Go over the records and copy every line with the string "resp".
◆ ◆ ◆
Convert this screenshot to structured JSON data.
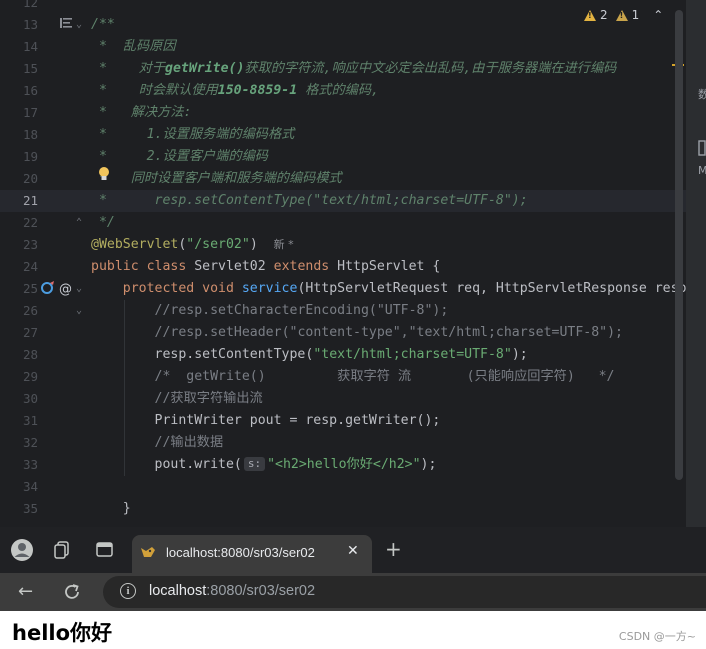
{
  "editor": {
    "inspections": {
      "warnings": "2",
      "weak_warnings": "1"
    },
    "lines": [
      {
        "num": "12",
        "parts": []
      },
      {
        "num": "13",
        "parts": [
          {
            "c": "c-doc",
            "t": "/**"
          }
        ]
      },
      {
        "num": "14",
        "parts": [
          {
            "c": "c-doc",
            "t": " *  乱码原因"
          }
        ]
      },
      {
        "num": "15",
        "parts": [
          {
            "c": "c-doc",
            "t": " *    对于"
          },
          {
            "c": "c-doctag",
            "t": "getWrite()"
          },
          {
            "c": "c-doc",
            "t": "获取的字符流,响应中文必定会出乱码,由于服务器端在进行编码"
          }
        ]
      },
      {
        "num": "16",
        "parts": [
          {
            "c": "c-doc",
            "t": " *    时会默认使用"
          },
          {
            "c": "c-doctag",
            "t": "150-8859-1"
          },
          {
            "c": "c-doc",
            "t": " 格式的编码,"
          }
        ]
      },
      {
        "num": "17",
        "parts": [
          {
            "c": "c-doc",
            "t": " *   解决方法:"
          }
        ]
      },
      {
        "num": "18",
        "parts": [
          {
            "c": "c-doc",
            "t": " *     1.设置服务端的编码格式"
          }
        ]
      },
      {
        "num": "19",
        "parts": [
          {
            "c": "c-doc",
            "t": " *     2.设置客户端的编码"
          }
        ]
      },
      {
        "num": "20",
        "parts": [
          {
            "c": "c-doc",
            "t": " *   同时设置客户端和服务端的编码模式"
          }
        ]
      },
      {
        "num": "21",
        "parts": [
          {
            "c": "c-doc",
            "t": " *      resp.setContentType(\"text/html;charset=UTF-8\");"
          }
        ]
      },
      {
        "num": "22",
        "parts": [
          {
            "c": "c-doc",
            "t": " */"
          }
        ]
      },
      {
        "num": "23",
        "parts": [
          {
            "c": "c-ann",
            "t": "@WebServlet"
          },
          {
            "c": "",
            "t": "("
          },
          {
            "c": "c-str",
            "t": "\"/ser02\""
          },
          {
            "c": "",
            "t": ")  "
          },
          {
            "c": "c-ann-meta",
            "t": "新 *"
          }
        ]
      },
      {
        "num": "24",
        "parts": [
          {
            "c": "c-kw",
            "t": "public class "
          },
          {
            "c": "",
            "t": "Servlet02 "
          },
          {
            "c": "c-kw",
            "t": "extends "
          },
          {
            "c": "",
            "t": "HttpServlet {"
          }
        ]
      },
      {
        "num": "25",
        "parts": [
          {
            "c": "",
            "t": "    "
          },
          {
            "c": "c-kw",
            "t": "protected void "
          },
          {
            "c": "c-fn",
            "t": "service"
          },
          {
            "c": "",
            "t": "(HttpServletRequest req, HttpServletResponse resp)"
          }
        ]
      },
      {
        "num": "26",
        "parts": [
          {
            "c": "",
            "t": "        "
          },
          {
            "c": "c-cmt",
            "t": "//resp.setCharacterEncoding(\"UTF-8\");"
          }
        ]
      },
      {
        "num": "27",
        "parts": [
          {
            "c": "",
            "t": "        "
          },
          {
            "c": "c-cmt",
            "t": "//resp.setHeader(\"content-type\",\"text/html;charset=UTF-8\");"
          }
        ]
      },
      {
        "num": "28",
        "parts": [
          {
            "c": "",
            "t": "        resp.setContentType("
          },
          {
            "c": "c-str",
            "t": "\"text/html;charset=UTF-8\""
          },
          {
            "c": "",
            "t": ");"
          }
        ]
      },
      {
        "num": "29",
        "parts": [
          {
            "c": "",
            "t": "        "
          },
          {
            "c": "c-cmt",
            "t": "/*  getWrite()         获取字符 流       (只能响应回字符)   */"
          }
        ]
      },
      {
        "num": "30",
        "parts": [
          {
            "c": "",
            "t": "        "
          },
          {
            "c": "c-cmt",
            "t": "//获取字符输出流"
          }
        ]
      },
      {
        "num": "31",
        "parts": [
          {
            "c": "",
            "t": "        PrintWriter pout = resp.getWriter();"
          }
        ]
      },
      {
        "num": "32",
        "parts": [
          {
            "c": "",
            "t": "        "
          },
          {
            "c": "c-cmt",
            "t": "//输出数据"
          }
        ]
      },
      {
        "num": "33",
        "parts": [
          {
            "c": "",
            "t": "        pout.write("
          },
          {
            "c": "param-hint",
            "t": "s:"
          },
          {
            "c": "c-str",
            "t": "\"<h2>hello你好</h2>\""
          },
          {
            "c": "",
            "t": ");"
          }
        ]
      },
      {
        "num": "34",
        "parts": []
      },
      {
        "num": "35",
        "parts": [
          {
            "c": "",
            "t": "    }"
          }
        ]
      }
    ],
    "current_line_index": 9
  },
  "right_panel": {
    "label1": "数",
    "label2": "M"
  },
  "browser": {
    "tab_title": "localhost:8080/sr03/ser02",
    "address_host": "localhost",
    "address_path": ":8080/sr03/ser02",
    "page_heading": "hello你好",
    "watermark": "CSDN @一方~"
  },
  "colors": {
    "editor_bg": "#1e1f22",
    "keyword": "#cf8e6d",
    "string": "#6aab73",
    "comment": "#7a7e85",
    "doc_comment": "#5f826b",
    "annotation": "#b3ae60",
    "method": "#56a8f5",
    "warning": "#e3b341"
  }
}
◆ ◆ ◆
### Result
            "t": " *      resp.setContentType(\"text/html;charset=UTF-8\");"
            "t": "(HttpServletRequest req, HttpServletResponse resp)"
            "t": "//resp.setCharacterEncoding(\"UTF-8\");"
            "t": "//resp.setHeader(\"content-type\",\"text/html;charset=UTF-8\");"
            "t": "        resp.setContentType("
            "t": "        PrintWriter pout = resp.getWriter();"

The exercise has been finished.